Evaluation of low-temperature fracture properties of asphalt binder

Open Access
Author:
Gauthier, Gilles Gerard
Graduate Program:
Civil Engineering
Degree:
Master of Science
Document Type:
Master Thesis
Date of Defense:
November 09, 2012
Committee Members:
  • David A Anderson, Thesis Advisor
  • Peggy Ann Johnson, Thesis Advisor
  • Mansour Solaimanian, Thesis Advisor
  • Shelley Marie Stoffels, Thesis Advisor
Keywords:
  • asphalt fracture properties
Abstract:

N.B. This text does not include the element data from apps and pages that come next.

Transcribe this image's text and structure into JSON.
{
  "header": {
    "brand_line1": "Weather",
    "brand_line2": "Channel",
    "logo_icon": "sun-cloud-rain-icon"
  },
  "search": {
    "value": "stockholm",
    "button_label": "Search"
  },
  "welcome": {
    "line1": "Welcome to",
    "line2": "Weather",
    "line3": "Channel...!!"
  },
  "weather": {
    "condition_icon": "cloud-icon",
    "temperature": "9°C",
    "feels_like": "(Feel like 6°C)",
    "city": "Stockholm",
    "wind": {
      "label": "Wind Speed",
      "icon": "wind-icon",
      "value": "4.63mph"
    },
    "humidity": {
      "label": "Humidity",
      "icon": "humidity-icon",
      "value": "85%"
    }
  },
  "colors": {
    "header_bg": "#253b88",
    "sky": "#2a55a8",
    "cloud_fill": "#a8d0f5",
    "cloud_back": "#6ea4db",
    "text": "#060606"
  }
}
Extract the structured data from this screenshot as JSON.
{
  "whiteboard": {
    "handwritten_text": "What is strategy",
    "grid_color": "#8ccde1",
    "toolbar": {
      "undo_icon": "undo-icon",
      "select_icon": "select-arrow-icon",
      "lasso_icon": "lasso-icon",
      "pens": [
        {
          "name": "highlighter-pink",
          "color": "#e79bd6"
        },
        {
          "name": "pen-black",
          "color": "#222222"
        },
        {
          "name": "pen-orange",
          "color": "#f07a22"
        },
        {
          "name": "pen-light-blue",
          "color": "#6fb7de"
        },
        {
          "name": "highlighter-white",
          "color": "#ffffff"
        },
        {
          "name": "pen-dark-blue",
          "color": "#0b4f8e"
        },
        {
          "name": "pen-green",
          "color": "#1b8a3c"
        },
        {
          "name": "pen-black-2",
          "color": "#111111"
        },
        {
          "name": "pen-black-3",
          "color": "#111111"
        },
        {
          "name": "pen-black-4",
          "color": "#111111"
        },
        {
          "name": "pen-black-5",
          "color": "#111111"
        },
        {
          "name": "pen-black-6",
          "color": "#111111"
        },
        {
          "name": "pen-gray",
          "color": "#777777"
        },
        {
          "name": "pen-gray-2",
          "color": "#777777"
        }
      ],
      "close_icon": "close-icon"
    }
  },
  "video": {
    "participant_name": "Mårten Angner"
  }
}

To rationally predict low temperature cracking in flexible pavements, the ability of asphalt binder to resist crack initiation and propagation must be measured. Different theoretical approaches to this problem exist. The current Superpave low-temperature binder grading system is based on the measurement of stiffness and strength. This method was developed during the SHRP program and allowed significant progress in the prediction of low-temperature binder performance. However, further improvements are required, especially to better describe the low-temperature behavior of modified asphalt binders. The use of fracture mechanics principles is a potential alternative to the current Superpave approach. Attempts have been made to apply this method to characterize the fracture properties of asphalt binders at low temperature. Researchers always assumed binders to be linear elastic. The results obtained from these studies were encouraging and concluded that fracture mechanics was a useful tool to describe binders at low temperature and leads to a different ranking of binder performance as compared to the Superpave grading system. This study was to verify and determine the limits of the applicability of linear elastic fracture mechanics (LEFM) to asphalt binder. Alternative, fracture mechanics-based approaches were considered to account for non-linear behavior. These methods imply the laboratory determination of critical fracture parameters: linear stress intensity or fracture toughness KIC, plastic energy rate JIC, and time-dependent energy rate JVC. The measurement of KIC was found to be straightforward using existing laboratory tools. To obtain JIC and JVC values, more tests and data analysis are required. Loading curves obtained from fracture testing of nine binders were analyzed using the different fracture mechanics approaches. Superpave critical temperatures were also determined for all binders. Binder characterization was completed with the dynamic thermo-mechanical determination of their glass transition temperature, Tg.